Edward Bell - Senior Director, Market Economics
Published Date: 19 April 2021


The Euro has managed to stage a recovery in recent weeks with EURUSD now trading within sight of the 1.20 level last reached in early March. Part of the gains have been down to markets blinking in their stand-off with the US Federal Reserve and seemingly acknowledging that accommodative US monetary policy is here to stay, with lower UST rates and a potential softer dollar a result. Nevertheless, we believe that the disparities in the respective recoveries from the pandemic, and very different growth outlooks, mean that there remains downside risk for the single currency.

Alongside the loose monetary policy in the US, domestic variables in the Eurozone have also helped to give the single currency a boost in recent weeks. Since the start of April there has been a notable acceleration in the pace of Covid-19 vaccinations across major EU economies: a month ago less than 9% of the EU population had received at least one dose of the vaccine while as of mid-April the figure has risen to around 18%. Germany, France, Italy and the Netherlands have seen similar sized bounces and, the EU is at least now making some headway in vaccine distribution after a paltry start in Q1.

EU vaccinations are turning a corner

Source: Our World in Data, Emirates NBD Research

Nevertheless, the EU is still someway away from reaching its target of vaccinating a minimum of 70% of its adult population by “summer 2021”, at least compared with the UK or US which have so far administered single doses to around 48% and 38% of their populations respectively. Restrictions on the use of the AstraZeneca vaccine, which has been completely halted by Denmark and limited to older residents in many countries, along with a temporary halt on use of the Johnson & Johnson vaccine may put a brake on how fast vaccines can get out to the public over the coming months. We expected Q2-Q3 would be the time for vaccination programmes to reach critical mass in the EU but it looks likely that it will be toward the end of that period rather than the start.

When Q2 data shows the active pace of economic recovery we would expect to see the US economy still pulling well ahead of the Eurozone, particularly after what by all odds will have been another economic contraction for the bloc in Q1 2021. Healthy household balance sheets and an improving labour market will set the US up for a strong summer performance and hence we still see risk of EURUSD downside as a very real prospect in the next few months.

US poised to maintain edge in second half of 2021

Source: Bloomberg, Emirates NBD Research. Note: consensus forecasts.

How significant is ‘significant’

While there is clearly still much work to be done, with some vaccination light at the end of the Covid-19 tunnel, the outlook for growth in the EU may not be as perilous as previously thought.

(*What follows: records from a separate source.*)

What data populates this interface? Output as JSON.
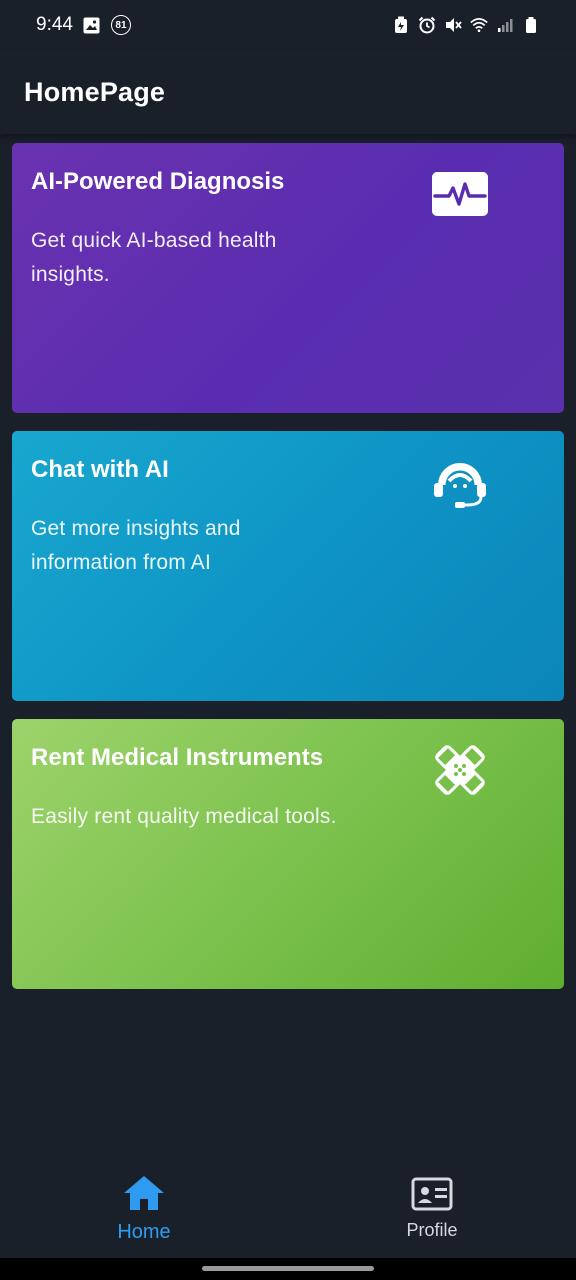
{
  "status_bar": {
    "time": "9:44",
    "notification_count": "81"
  },
  "app_bar": {
    "title": "HomePage"
  },
  "cards": [
    {
      "title": "AI-Powered Diagnosis",
      "description": "Get quick AI-based health insights.",
      "icon": "heartbeat-monitor-icon",
      "color": "#5a2db0"
    },
    {
      "title": "Chat with AI",
      "description": "Get more insights and information from AI",
      "icon": "support-agent-headset-icon",
      "color": "#0e93c4"
    },
    {
      "title": "Rent Medical Instruments",
      "description": "Easily rent quality medical tools.",
      "icon": "bandage-icon",
      "color": "#79c04b"
    }
  ],
  "bottom_nav": {
    "items": [
      {
        "label": "Home",
        "icon": "home-icon",
        "active": true
      },
      {
        "label": "Profile",
        "icon": "id-card-icon",
        "active": false
      }
    ],
    "active_color": "#2f9bf0"
  }
}
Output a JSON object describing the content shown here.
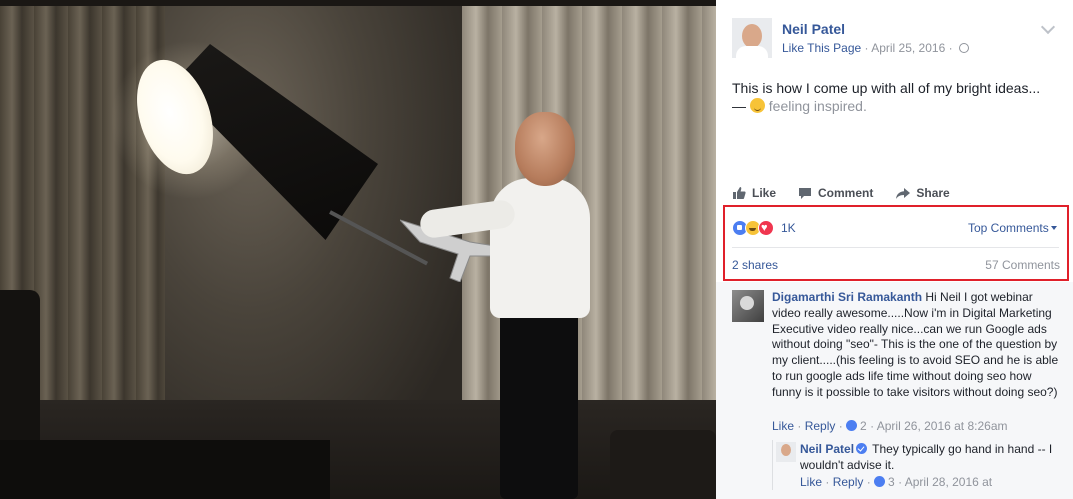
{
  "post": {
    "author": "Neil Patel",
    "like_page": "Like This Page",
    "date_sep": " · ",
    "date": "April 25, 2016",
    "date_after": " · ",
    "text": "This is how I come up with all of my bright ideas...",
    "feeling_prefix": "— ",
    "feeling": "feeling inspired."
  },
  "actions": {
    "like": "Like",
    "comment": "Comment",
    "share": "Share"
  },
  "reactions": {
    "count": "1K",
    "top_comments": "Top Comments",
    "shares": "2 shares",
    "comments_count": "57 Comments"
  },
  "comments": [
    {
      "name": "Digamarthi Sri Ramakanth",
      "text": " Hi Neil I got webinar video really awesome.....Now i'm in Digital Marketing Executive video really nice...can we run Google ads without doing \"seo\"- This is the one of the question by my client.....(his feeling is to avoid SEO and he is able to run google ads life time without doing seo how funny is it possible to take visitors without doing seo?)",
      "like": "Like",
      "dot1": " · ",
      "reply": "Reply",
      "dot2": " · ",
      "likes": "2",
      "dot3": " · ",
      "date": "April 26, 2016 at 8:26am"
    },
    {
      "name": "Neil Patel",
      "text": " They typically go hand in hand -- I wouldn't advise it.",
      "like": "Like",
      "dot1": " · ",
      "reply": "Reply",
      "dot2": " · ",
      "likes": "3",
      "dot3": " · ",
      "date": "April 28, 2016 at"
    }
  ],
  "icons": {
    "privacy": "globe-icon",
    "menu": "chevron-down-icon",
    "feeling": "smiley-icon",
    "verified": "verified-badge-icon"
  },
  "colors": {
    "link": "#365899",
    "highlight": "#e0202a",
    "muted": "#90949c"
  }
}
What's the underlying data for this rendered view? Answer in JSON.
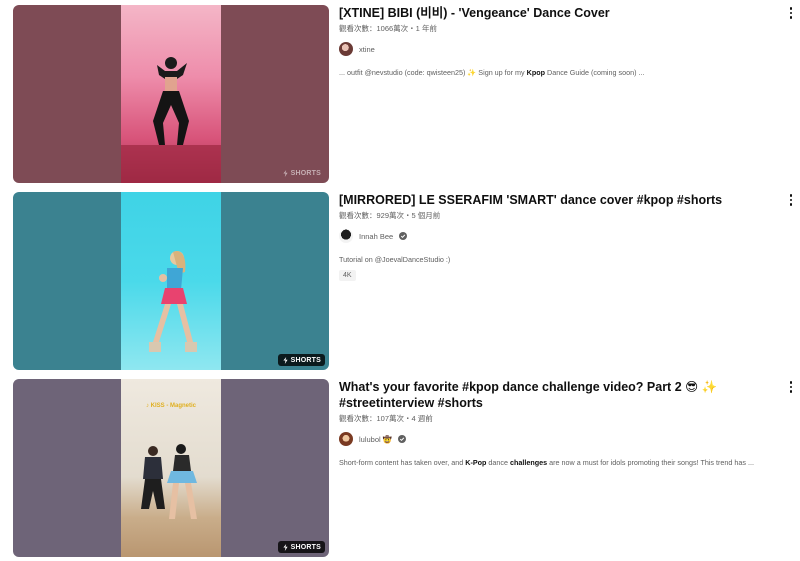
{
  "results": [
    {
      "title": "[XTINE] BIBI (비비) - 'Vengeance' Dance Cover",
      "meta": "觀看次數：1066萬次・1 年前",
      "channel": "xtine",
      "desc_parts": [
        {
          "t": "... outfit @nevstudio (code: qwisteen25) ✨ Sign up for my ",
          "b": false
        },
        {
          "t": "Kpop",
          "b": true
        },
        {
          "t": " Dance Guide (coming soon) ...",
          "b": false
        }
      ],
      "badge": "SHORTS",
      "chip": "",
      "colors": {
        "side": "#7e4b55",
        "bg_top": "#ee8dab",
        "bg_bottom": "#c9415f",
        "avatar": "#b07a6e"
      }
    },
    {
      "title": "[MIRRORED] LE SSERAFIM 'SMART' dance cover #kpop #shorts",
      "meta": "觀看次數：929萬次・5 個月前",
      "channel": "Innah Bee",
      "desc_parts": [
        {
          "t": "Tutorial on @JoevalDanceStudio :)",
          "b": false
        }
      ],
      "badge": "SHORTS",
      "chip": "4K",
      "colors": {
        "side": "#3b8290",
        "bg_top": "#31cfe3",
        "bg_bottom": "#78e3ee",
        "avatar": "#2a2a2a"
      }
    },
    {
      "title": "What's your favorite #kpop dance challenge video? Part 2 😎 ✨ #streetinterview #shorts",
      "meta": "觀看次數：107萬次・4 週前",
      "channel": "lulubol 🤠",
      "desc_parts": [
        {
          "t": "Short-form content has taken over, and ",
          "b": false
        },
        {
          "t": "K-Pop",
          "b": true
        },
        {
          "t": " dance ",
          "b": false
        },
        {
          "t": "challenges",
          "b": true
        },
        {
          "t": " are now a must for idols promoting their songs! This trend has ...",
          "b": false
        }
      ],
      "badge": "SHORTS",
      "chip": "",
      "overlay_text": "♪ KISS - Magnetic",
      "colors": {
        "side": "#6e6478",
        "bg_top": "#e8e2d6",
        "bg_bottom": "#cdb89c",
        "avatar": "#8b4a2f"
      }
    }
  ]
}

This week the ECB will set the tone for the Euro and while no change in policy rates are expected, markets will be watching for any indication that the bank will announce changes to the pace of its PEPP (pandemic emergency purchase programme). At its March 11 meeting, the ECB announced it would “significantly” raise the pace of asset purchases compared with the level in the first four months of 2021. In recent weeks, PEPP activity has picked up but only modestly: purchases have been EUR 16.5bn/week on average in the last three weeks compared with EUR 12.1bn/week from the start of the year until the March meeting.

Pace of ECB PEPP has picked up only modestly

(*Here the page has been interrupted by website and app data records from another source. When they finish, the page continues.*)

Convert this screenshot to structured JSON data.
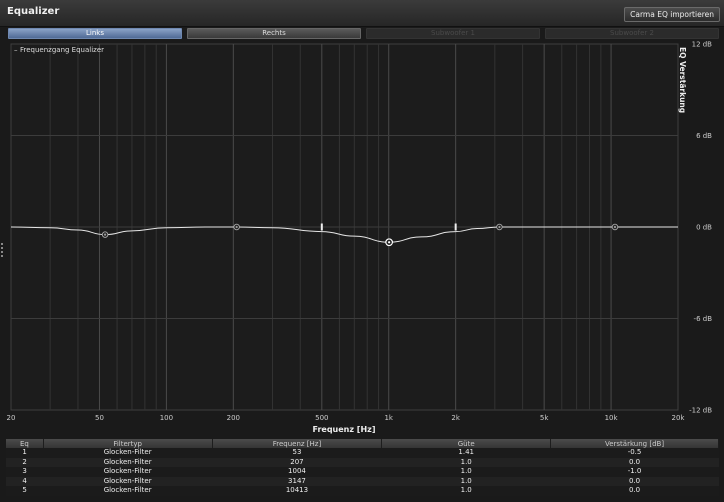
{
  "window": {
    "title": "Equalizer"
  },
  "toolbar": {
    "import_label": "Carma EQ importieren"
  },
  "tabs": [
    {
      "label": "Links",
      "state": "active"
    },
    {
      "label": "Rechts",
      "state": "normal"
    },
    {
      "label": "Subwoofer 1",
      "state": "disabled"
    },
    {
      "label": "Subwoofer 2",
      "state": "disabled"
    }
  ],
  "graph": {
    "legend": "Frequenzgang Equalizer"
  },
  "chart_data": {
    "type": "line",
    "title": "",
    "legend": [
      "Frequenzgang Equalizer"
    ],
    "xlabel": "Frequenz [Hz]",
    "ylabel": "EQ Verstärkung",
    "x_scale": "log",
    "xlim": [
      20,
      20000
    ],
    "ylim": [
      -12,
      12
    ],
    "x_ticks": [
      20,
      50,
      100,
      200,
      500,
      1000,
      2000,
      5000,
      10000,
      20000
    ],
    "x_tick_labels": [
      "20",
      "50",
      "100",
      "200",
      "500",
      "1k",
      "2k",
      "5k",
      "10k",
      "20k"
    ],
    "y_ticks": [
      12,
      6,
      0,
      -6,
      -12
    ],
    "y_tick_labels": [
      "12 dB",
      "6 dB",
      "0 dB",
      "-6 dB",
      "-12 dB"
    ],
    "grid": true,
    "series": [
      {
        "name": "Frequenzgang Equalizer",
        "x": [
          20,
          30,
          40,
          53,
          70,
          100,
          150,
          207,
          300,
          500,
          700,
          1004,
          1400,
          2000,
          2500,
          3147,
          5000,
          10413,
          20000
        ],
        "y": [
          0,
          -0.05,
          -0.2,
          -0.5,
          -0.25,
          -0.05,
          0,
          0,
          -0.05,
          -0.3,
          -0.6,
          -1.0,
          -0.65,
          -0.3,
          -0.1,
          0,
          0,
          0,
          0
        ]
      }
    ],
    "markers": [
      {
        "freq": 53,
        "gain": -0.5
      },
      {
        "freq": 207,
        "gain": 0.0
      },
      {
        "freq": 1004,
        "gain": -1.0
      },
      {
        "freq": 3147,
        "gain": 0.0
      },
      {
        "freq": 10413,
        "gain": 0.0
      }
    ],
    "bandwidth_markers": [
      {
        "freq": 500,
        "gain": 0.0
      },
      {
        "freq": 2000,
        "gain": 0.0
      }
    ]
  },
  "table": {
    "columns": [
      "Eq",
      "Filtertyp",
      "Frequenz [Hz]",
      "Güte",
      "Verstärkung [dB]"
    ],
    "rows": [
      [
        "1",
        "Glocken-Filter",
        "53",
        "1.41",
        "-0.5"
      ],
      [
        "2",
        "Glocken-Filter",
        "207",
        "1.0",
        "0.0"
      ],
      [
        "3",
        "Glocken-Filter",
        "1004",
        "1.0",
        "-1.0"
      ],
      [
        "4",
        "Glocken-Filter",
        "3147",
        "1.0",
        "0.0"
      ],
      [
        "5",
        "Glocken-Filter",
        "10413",
        "1.0",
        "0.0"
      ]
    ]
  }
}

Source: Bloomberg, Emirates NBD Research.

Too early to pull back on support

Some ECB members appear to be openly considering how and when asset purchases can be brought to an end with comments from Klaas Knot, the head of the Dutch central bank, suggesting PEPP could be tapered as early as Q3 and French central bank governor Francois Villeroy de Galhau discussing a potential “exit” to asset purchases. Given the still salient risks we believe that it remains premature for the ECB to pull back on supporting the economy and that asset purchases will stay at their current pace until at least the end of Q2. We would expect PEPP to remain in place at an elevated pace well into H2 2021, until at least more sustained signs of economic recovery appear, which will keep a lid on the euro’s gains.